Although ECMO deployment is not technically difficult, many patients require multiple revisions of cannulation strategy to transition from mechanical ventilation to ambulation. A patient management algorithm is outlined here.1 In brief, appropriate patients are stabilized on femoral venoarterial ECMO (25 Fr venous and 17 Fr aortic). All patients undergo open tracheostomy at the time of ECMO deployment. All sedation and vasopressor support is weaned and patients with significant neurologic deficits are removed from ECMO support. The “awake” patient without echocardiography (ECHO) criteria for compromised ventricular function undergoes “PECLA triage” (pumpless extracorporeal lung assist) with removal of the centrifugal pump and antegrade flow from the femoral arterial cannula to the right atrium via a long venous cannula using native cardiac output. Patients with stable hemodynamics are switched to double-lumen venovenous ECMO (Fig. 1) for ambulation.
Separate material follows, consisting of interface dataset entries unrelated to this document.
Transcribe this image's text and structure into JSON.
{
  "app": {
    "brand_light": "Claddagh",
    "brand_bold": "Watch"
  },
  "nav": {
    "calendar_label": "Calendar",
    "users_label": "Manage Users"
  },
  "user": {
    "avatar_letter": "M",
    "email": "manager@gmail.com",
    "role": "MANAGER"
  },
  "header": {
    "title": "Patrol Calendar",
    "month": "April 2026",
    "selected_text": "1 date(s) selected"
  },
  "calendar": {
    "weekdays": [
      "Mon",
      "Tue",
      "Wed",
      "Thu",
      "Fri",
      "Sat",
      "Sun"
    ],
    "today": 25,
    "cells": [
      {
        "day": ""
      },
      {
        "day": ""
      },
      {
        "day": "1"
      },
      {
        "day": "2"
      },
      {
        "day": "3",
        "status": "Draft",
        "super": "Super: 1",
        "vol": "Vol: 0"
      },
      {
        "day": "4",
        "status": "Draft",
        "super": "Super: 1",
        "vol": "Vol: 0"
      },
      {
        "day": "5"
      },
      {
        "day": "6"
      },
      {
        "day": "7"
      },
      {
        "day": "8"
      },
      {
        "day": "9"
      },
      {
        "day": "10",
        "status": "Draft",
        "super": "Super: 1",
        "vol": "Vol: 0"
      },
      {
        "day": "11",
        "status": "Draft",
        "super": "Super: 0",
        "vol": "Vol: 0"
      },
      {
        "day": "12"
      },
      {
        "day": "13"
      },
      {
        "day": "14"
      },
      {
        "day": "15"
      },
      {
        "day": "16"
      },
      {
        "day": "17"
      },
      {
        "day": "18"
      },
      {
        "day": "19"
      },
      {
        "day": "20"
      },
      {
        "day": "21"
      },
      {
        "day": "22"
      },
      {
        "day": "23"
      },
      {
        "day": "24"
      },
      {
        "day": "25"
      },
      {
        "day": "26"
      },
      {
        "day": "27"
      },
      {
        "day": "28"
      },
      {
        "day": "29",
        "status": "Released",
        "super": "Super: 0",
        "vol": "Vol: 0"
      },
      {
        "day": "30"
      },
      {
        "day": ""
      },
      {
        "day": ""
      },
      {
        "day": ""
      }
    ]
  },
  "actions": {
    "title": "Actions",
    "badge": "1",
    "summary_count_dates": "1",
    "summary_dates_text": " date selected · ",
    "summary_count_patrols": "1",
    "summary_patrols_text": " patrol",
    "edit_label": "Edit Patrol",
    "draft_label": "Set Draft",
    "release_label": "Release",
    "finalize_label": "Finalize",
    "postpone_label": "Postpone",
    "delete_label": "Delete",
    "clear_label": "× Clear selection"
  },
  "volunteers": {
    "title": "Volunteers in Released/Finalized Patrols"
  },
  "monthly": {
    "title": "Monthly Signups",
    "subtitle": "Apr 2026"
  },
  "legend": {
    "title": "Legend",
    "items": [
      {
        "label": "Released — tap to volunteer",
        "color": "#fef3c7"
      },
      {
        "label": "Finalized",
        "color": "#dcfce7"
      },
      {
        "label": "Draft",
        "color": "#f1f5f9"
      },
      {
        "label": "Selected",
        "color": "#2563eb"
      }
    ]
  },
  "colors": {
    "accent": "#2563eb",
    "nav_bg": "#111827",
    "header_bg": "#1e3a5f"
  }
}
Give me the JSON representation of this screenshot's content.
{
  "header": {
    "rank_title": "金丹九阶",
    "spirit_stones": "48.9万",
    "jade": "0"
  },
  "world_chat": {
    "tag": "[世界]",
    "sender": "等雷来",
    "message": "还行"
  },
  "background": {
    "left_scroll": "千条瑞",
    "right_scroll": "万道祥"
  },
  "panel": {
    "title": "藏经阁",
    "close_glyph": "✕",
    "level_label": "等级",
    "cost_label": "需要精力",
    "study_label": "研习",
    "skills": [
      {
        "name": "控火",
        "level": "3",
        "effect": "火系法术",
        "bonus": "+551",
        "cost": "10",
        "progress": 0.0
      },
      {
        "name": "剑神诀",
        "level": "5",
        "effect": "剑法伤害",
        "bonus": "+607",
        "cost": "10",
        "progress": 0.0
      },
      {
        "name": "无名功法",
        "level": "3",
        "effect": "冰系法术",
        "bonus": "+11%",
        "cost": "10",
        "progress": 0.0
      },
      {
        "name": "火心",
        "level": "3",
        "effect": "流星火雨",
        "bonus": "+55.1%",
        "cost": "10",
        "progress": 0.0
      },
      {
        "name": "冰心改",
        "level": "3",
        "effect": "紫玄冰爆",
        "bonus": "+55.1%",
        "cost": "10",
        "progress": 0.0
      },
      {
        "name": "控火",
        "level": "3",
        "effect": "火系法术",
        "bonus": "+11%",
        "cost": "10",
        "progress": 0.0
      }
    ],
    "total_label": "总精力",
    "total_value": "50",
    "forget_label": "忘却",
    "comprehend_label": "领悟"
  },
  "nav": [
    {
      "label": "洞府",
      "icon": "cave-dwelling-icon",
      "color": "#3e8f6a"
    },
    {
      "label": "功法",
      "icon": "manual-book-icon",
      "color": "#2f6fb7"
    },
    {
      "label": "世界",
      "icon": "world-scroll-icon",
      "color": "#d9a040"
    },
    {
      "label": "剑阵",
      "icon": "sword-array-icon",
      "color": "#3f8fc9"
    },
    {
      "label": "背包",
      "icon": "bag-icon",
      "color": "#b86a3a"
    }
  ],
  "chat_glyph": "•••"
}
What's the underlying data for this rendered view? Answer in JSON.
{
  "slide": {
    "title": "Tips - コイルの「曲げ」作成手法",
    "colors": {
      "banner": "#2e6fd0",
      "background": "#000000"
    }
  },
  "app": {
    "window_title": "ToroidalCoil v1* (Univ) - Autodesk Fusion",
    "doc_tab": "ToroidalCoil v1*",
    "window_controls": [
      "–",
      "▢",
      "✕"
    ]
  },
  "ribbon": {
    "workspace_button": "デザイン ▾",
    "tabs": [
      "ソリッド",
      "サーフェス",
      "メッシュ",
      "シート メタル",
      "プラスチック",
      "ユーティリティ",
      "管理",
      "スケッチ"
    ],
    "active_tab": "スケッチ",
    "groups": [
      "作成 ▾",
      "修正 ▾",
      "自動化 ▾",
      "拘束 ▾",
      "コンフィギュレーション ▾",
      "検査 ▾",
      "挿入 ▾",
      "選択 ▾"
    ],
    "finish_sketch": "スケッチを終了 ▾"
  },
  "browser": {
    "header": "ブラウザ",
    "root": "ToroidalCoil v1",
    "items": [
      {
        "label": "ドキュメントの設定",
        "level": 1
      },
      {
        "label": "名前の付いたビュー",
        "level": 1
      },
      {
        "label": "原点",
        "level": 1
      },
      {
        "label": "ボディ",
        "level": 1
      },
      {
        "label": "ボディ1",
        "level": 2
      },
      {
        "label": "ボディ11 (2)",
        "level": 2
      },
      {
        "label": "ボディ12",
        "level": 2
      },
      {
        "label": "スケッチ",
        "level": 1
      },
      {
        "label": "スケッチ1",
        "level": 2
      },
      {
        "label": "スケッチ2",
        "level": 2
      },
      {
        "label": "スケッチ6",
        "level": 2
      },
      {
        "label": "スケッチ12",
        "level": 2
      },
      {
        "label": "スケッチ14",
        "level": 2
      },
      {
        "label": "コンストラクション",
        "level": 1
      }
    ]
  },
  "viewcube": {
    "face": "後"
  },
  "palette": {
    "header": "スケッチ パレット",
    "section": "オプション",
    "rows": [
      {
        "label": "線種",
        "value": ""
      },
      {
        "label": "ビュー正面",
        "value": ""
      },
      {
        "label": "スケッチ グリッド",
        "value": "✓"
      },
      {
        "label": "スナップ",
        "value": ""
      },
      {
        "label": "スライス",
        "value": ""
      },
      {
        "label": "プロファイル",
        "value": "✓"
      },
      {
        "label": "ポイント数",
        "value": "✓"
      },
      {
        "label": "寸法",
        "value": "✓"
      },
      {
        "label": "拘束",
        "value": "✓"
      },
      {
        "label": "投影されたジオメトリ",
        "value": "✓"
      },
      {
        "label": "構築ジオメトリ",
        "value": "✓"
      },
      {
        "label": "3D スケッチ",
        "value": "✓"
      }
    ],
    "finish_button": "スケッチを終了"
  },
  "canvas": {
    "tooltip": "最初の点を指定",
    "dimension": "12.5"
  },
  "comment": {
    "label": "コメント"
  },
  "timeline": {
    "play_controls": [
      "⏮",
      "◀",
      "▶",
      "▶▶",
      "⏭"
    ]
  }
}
Patients with any hemodynamic concerns are deployed on hybrid venovenoarterial ECMO using the axillary approach (Fig. 2). Patients with moderate to severe pulmonary hypertension have double-lumen venovenous ECMO deployed with an associated atrial septostomy to preload the underfilled left ventricle with membrane oxygenated blood ( Figs. 3 and 4). Patients with RV failure due to end-stage lung disease undergo central cannulation w ith an “oxyRVAD” configuration as an ambulatory bridge to transplant (Figure 5, Figure 6). Patients with mixed end-stage heart and lun g disease are placed on “walking bypass” (Fig. 7).